2012 shooting[edit]

A shooting occurred on December 11, 2012, which left three people, including the gunman, dead, and one person seriously wounded. At approximately 3:20 p.m. PST., 22-year-old Jacob Tyler Roberts opened fire near a Macy's store at the upper level of the mall with an AR-15 rifle. Roberts was wearing a hockey mask and was heard by witnesses shouting out "I am the shooter!" while he fired shots.[11] A 45-year-old man and a 54-year-old woman were killed, and Roberts died from a self-inflicted gunshot wound to the head. A fifteen-year-old girl suffered gunshot wounds to the chest and was hospitalized at Oregon Health & Science University Hospital in serious, stable condition. An estimated 60 rounds were fired from Roberts' rifle, and there were about 10,000 shoppers present at the mall at the time of the attack.[11][12][13]

Anchor stores[edit]

Current[edit]

  • J.C. Penney (158,000 ft², opened 1981)
  • Macy's
    • Macy's Apparel Store (199,000 ft², opened 1980 as Meier & Frank, renamed 2006)
    • Macy's Home Store (165,000 ft², opened 1981 as Montgomery Ward, closed 2001, renamed as Meier & Frank Home, renamed Macy's 2006)
  • Nordstrom (121,000 ft²)
  • Sears (143,695 ft²)

Former[edit]

  • Meier & Frank, opened October 1980;[3] rebranded as Macy's in 2006
  • Copeland Sports (96,000 ft²; opened 2002 in lower level of former Montgomery Ward, closed 2006, space reclaimed by Macy's Home 2007)
  • Montgomery Ward (165,000 ft²; closed 2001, subdivided 2002 into Meier & Frank Home, Copeland Sports)

See also[edit]

References[edit]

  1. ^ a b c d Rendleman, Raymond (December 14, 2011). "Clackamas Town Center land in middle of tussle: County mediates annexation dispute between Happy Valley, Milwaukie". Clackamas Review.
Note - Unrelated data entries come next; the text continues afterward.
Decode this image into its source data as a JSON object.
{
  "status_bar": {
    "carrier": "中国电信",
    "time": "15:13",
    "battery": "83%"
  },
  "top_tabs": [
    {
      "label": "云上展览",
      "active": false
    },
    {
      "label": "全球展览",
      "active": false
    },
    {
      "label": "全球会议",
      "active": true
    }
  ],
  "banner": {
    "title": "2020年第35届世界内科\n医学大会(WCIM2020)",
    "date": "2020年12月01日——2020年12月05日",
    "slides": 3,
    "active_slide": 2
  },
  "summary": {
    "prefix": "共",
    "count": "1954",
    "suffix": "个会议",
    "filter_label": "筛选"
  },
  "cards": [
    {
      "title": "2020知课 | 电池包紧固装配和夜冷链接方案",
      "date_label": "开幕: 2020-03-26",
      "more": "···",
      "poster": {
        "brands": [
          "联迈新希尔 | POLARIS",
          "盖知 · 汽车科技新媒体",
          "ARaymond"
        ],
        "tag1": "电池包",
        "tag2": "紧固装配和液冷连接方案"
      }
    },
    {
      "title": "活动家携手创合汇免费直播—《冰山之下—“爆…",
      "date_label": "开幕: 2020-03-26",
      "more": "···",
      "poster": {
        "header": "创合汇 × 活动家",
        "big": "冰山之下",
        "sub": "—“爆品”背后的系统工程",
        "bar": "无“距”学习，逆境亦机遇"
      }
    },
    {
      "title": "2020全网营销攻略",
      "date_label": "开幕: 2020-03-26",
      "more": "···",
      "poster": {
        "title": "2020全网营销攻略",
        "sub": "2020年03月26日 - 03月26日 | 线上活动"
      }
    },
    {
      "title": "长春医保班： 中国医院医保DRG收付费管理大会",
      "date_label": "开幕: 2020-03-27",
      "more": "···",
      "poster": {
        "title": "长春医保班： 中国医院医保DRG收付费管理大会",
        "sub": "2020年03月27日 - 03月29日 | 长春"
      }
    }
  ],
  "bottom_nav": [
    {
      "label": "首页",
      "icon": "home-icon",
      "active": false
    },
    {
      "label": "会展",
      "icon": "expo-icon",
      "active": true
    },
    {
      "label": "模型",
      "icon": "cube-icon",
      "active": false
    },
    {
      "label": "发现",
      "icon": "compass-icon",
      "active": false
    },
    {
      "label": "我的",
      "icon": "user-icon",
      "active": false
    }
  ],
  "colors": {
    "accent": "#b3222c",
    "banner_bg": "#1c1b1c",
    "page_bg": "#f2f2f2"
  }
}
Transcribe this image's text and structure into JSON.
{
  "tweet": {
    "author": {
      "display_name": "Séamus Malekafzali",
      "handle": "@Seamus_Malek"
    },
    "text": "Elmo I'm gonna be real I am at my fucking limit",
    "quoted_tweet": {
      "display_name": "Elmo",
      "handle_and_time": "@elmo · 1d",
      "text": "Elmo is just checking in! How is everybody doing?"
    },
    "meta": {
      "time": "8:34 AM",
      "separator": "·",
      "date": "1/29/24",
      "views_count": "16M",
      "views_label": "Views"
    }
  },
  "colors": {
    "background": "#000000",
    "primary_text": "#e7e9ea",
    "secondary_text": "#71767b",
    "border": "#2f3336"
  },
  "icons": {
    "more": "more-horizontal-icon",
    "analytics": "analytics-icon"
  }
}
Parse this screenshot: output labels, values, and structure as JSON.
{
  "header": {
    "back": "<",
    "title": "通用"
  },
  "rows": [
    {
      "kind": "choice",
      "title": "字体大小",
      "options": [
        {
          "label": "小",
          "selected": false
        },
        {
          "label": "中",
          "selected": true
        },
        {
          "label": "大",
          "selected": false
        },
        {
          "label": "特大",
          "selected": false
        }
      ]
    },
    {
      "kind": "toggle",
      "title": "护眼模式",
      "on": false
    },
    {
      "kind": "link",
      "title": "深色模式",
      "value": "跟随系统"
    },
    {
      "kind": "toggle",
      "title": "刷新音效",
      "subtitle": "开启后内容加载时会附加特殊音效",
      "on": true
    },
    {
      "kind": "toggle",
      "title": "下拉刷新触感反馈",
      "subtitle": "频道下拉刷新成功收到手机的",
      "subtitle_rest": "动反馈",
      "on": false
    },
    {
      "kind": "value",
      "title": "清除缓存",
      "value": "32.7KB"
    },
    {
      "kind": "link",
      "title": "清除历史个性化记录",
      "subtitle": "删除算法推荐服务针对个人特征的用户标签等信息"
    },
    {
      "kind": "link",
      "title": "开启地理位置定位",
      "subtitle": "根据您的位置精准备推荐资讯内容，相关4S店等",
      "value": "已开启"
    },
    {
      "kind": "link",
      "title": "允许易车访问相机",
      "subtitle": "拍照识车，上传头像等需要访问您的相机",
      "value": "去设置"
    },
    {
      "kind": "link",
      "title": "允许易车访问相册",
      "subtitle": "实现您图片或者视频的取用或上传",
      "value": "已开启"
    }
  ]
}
Retrieved December 16, 2012. 
  2. ^ a b c d Sorenson, Donald J. (March 7, 1981). "Clackamas Town Center opens its doors". The Oregonian, p. A19.
  3. ^ a b "New M&F store lures huge crowd". (October 2, 1980). The Oregonian, p. D1.
  4. ^ a b c "Clackamas Town Center". General Growth Properties. Retrieved August 9, 2011. 
  5. ^ Rendleman, Raymond (December 5, 2012). "Cities agree on Clackamas Town Center boundary line". Clackamas Review. Retrieved December 16, 2012. 
  6. ^ MacIntosh, Heather M. (November 3, 1998). "Graham, John Jr. (1908-1991)". Historylink. Retrieved August 9, 2011. 
  7. ^ Kohler, Vince (June 30, 1981). "Clackamas center builds bus facility". The Oregonian ("MetroSouth" edition), p. MS1.
  8. ^ "Open for business" (photograph with caption, of new TriMet transit center) (November 24, 1981). The Oregonian (MetroSouth edition), p. MS4.
  9. ^ Wolfe, Tom (December 19, 2007). "20-screen theater opens Friday in Clackamas". The Oregonian. Retrieved August 9, 2011. 
  10. ^ Redden, Jim (September 10, 2009; updated Oct. 30). "After 35 years of waiting, TriMet’s Green Line hits all the parties: Thousands ride new I-205 line that was born of a ’70s freeway rebellion". Portland Tribune. Archived from the original on June 8, 2011. Retrieved 2014-05-13.  Check date values in: |date= (help)
  11. ^ a b Martinez, Michael (December 12, 2012). "'I have lived one crazy life so far,' Oregon mall gunman says on Facebook". CNN. Retrieved December 12, 2012. 
  12. ^ Two people shot to death at mall in Portland, Oregon; gunman also dies
  13. ^ Bella, Rick (December 12, 2012). "Clackamas Town Center shooting: Killer was Jacob Tyler Roberts; fatalities were Steve Forsyth, Cindy Ann Yuille". The Oregonian via OregonLive.com. Retrieved December 12, 2012. 

External links[edit]